During these years of intense creative work, Rochon was constantly searching for ways of developing light in her painting through the varied use of pure colour in its multiple combinations as a means of expression. At the beginning of her career, the use of pastel seemed to satisfy this constant search for contrast and movement, and her work in this medium was prolific. Indeed, her work in pastel was discussed in Robert Bernier’s book Un Siècle de peinture au Québec, or A Century of Painting in Quebec, published in 1999.
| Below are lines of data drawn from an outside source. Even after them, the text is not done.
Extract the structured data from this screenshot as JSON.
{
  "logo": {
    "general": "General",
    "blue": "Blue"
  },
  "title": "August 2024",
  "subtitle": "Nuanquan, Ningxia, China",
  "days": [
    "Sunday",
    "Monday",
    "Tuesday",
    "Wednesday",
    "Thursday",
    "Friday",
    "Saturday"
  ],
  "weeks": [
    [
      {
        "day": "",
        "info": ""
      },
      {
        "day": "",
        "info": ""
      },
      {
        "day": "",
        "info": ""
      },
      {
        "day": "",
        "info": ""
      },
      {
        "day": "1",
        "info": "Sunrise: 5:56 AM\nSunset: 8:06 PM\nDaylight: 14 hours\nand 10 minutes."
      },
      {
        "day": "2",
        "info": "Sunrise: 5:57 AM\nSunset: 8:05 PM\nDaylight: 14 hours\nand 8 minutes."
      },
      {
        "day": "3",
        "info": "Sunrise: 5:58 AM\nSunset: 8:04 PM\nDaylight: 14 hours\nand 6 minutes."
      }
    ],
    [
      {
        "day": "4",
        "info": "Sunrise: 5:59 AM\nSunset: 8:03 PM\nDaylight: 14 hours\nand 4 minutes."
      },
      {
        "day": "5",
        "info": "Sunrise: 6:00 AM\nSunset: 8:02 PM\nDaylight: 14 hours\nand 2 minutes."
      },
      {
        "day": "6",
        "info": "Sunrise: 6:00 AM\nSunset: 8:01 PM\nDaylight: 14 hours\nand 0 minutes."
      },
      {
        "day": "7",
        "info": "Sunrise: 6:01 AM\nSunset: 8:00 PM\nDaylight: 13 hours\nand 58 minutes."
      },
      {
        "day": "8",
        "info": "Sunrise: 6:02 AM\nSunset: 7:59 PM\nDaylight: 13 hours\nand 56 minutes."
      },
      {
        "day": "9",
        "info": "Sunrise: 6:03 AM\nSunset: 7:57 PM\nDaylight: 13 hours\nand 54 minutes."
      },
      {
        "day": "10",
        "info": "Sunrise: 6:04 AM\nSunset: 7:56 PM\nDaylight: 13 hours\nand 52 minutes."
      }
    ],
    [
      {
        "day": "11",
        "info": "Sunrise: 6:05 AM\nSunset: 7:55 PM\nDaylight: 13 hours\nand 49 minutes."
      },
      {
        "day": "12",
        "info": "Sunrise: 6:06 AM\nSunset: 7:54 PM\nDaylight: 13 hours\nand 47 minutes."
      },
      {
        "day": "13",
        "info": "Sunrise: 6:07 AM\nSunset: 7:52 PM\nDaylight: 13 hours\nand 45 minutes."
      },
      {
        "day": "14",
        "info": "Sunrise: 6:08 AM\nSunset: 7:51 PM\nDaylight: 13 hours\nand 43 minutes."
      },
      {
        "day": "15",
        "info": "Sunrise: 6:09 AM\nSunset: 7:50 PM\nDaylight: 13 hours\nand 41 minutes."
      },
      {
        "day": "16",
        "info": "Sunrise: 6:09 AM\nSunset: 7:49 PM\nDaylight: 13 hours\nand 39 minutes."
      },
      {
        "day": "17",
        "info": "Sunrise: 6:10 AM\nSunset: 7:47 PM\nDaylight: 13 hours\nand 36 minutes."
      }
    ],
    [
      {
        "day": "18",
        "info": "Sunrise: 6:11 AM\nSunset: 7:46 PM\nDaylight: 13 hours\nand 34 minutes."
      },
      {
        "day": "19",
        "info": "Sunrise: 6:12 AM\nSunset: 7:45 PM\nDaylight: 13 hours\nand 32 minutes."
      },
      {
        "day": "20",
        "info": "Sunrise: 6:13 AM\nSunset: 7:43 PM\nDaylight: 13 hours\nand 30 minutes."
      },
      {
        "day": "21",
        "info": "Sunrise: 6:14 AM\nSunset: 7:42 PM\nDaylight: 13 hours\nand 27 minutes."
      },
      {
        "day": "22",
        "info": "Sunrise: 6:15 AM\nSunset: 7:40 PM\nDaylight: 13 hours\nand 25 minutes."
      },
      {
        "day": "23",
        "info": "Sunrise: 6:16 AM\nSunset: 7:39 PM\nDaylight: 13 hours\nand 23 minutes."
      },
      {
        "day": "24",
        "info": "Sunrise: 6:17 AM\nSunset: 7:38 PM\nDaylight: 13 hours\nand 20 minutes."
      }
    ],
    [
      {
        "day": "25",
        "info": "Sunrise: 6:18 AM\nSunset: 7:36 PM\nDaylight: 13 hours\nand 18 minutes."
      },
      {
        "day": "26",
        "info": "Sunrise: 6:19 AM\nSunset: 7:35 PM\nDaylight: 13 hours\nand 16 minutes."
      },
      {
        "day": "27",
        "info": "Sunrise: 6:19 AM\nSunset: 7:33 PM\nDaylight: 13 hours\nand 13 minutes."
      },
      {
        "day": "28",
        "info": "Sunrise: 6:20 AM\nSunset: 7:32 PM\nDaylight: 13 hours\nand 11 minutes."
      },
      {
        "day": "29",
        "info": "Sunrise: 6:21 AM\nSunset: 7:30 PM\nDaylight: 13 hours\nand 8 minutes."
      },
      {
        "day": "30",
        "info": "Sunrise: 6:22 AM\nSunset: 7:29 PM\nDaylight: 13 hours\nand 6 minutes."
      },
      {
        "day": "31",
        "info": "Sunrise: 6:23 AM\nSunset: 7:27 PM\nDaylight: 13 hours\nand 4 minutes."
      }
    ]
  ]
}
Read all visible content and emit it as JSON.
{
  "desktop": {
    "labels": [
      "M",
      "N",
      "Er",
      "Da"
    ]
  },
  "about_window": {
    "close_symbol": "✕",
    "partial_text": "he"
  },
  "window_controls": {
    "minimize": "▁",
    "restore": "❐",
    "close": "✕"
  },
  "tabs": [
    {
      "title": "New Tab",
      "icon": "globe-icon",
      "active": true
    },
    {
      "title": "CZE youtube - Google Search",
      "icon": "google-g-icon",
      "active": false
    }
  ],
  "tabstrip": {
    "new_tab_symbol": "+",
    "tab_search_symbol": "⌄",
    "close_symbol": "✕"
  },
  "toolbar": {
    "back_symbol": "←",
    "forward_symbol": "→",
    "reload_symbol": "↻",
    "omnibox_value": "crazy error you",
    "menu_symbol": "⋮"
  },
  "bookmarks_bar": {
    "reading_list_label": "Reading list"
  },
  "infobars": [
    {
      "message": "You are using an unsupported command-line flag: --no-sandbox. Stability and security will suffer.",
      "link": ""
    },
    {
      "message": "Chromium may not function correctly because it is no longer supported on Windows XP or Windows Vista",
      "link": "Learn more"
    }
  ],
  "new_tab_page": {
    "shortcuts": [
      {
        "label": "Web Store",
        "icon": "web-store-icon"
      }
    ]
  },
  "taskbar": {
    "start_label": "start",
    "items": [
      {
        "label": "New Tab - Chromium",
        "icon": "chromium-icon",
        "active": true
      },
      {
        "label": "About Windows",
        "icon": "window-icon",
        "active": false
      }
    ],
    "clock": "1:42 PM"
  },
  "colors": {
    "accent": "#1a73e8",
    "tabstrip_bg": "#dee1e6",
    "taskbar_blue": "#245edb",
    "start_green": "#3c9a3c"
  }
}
Always in search of different light and thirsting for new cultures, Rochon worked in France and other European countries. Her travels led her throughout Asia and Africa, from Argentina to Uruguay. These new cultures had a direct impact on her work, which was now infused with new sensual, vibrant images, evocative of places visited and remembered. She had numerous solo exhibitions of her work in Europe, particularly in Paris, Barcelona, and Copenhagen. As her stature grew in this market, more high profile commissions followed, including an impressive project for the Roman church in Viens, Provence: an oil on canvas triptych entitled Un Chemin de la Croix that measured a grand 84″ x 120″.


In addition to much time spent in France, Rochon cites the French master painters Claude Monet and Henri Matisse as strong influences. “The simple lines of the masters are a great school for an artist,” she has said. Rochon also admires the work of American painter Joan Mitchell and Belgian artist Pierre Alechinsky.


For more than twenty years, Rochon has shared her work between studios in Montréal and Provence. She notes that after settling down for most of the year in the south of France, she now feels in sync with her surroundings. Art, poetry, and sketchbooks are her constant companions in her desire to create. She prefers to use acrylic paint now as she finds this new medium offers a range that can be used to create new colours that display a richness similar to oils.


In 2010, Rochon took her creativity outdoors with an invitation by the winery L’Orpailleur to create a Land Art Exhibition on their fifteen-hectare Québec estate, in celebration of the winery’s thirtieth anniversary. Rochon had long held an interest in marrying art and wine and was energized by the project. Using sculpture in circular, triangular, and square shapes, she provided a new interpretation of the land. She set out to interrupt the flatness of the geography with large aluminum sculpture, arches, and a mosaic composed of thousands of painted corks. The show received international acclaim and was written about in the Québec publication L’Actualité and the Montréal-based art magazine Parcours des Arts. Robert Bernier, owner and editor of Parcours des Arts, wrote that Rochon “works directly on the landscapes as an integral part of a vast world that seems chaotic in many regards, but also reveals itself in an organized and coherent reality, like in her paintings.”


Rochon’s dynamic career reflects her effusively creative spirit. While she has ventured into various mediums, her work has been dominated by themes that fascinate her: water, stone, and nature’s most intimate, hidden secrets. She continues her search for more light, sometimes filtered or radiant, expressing its inherent beauty in all of her creations.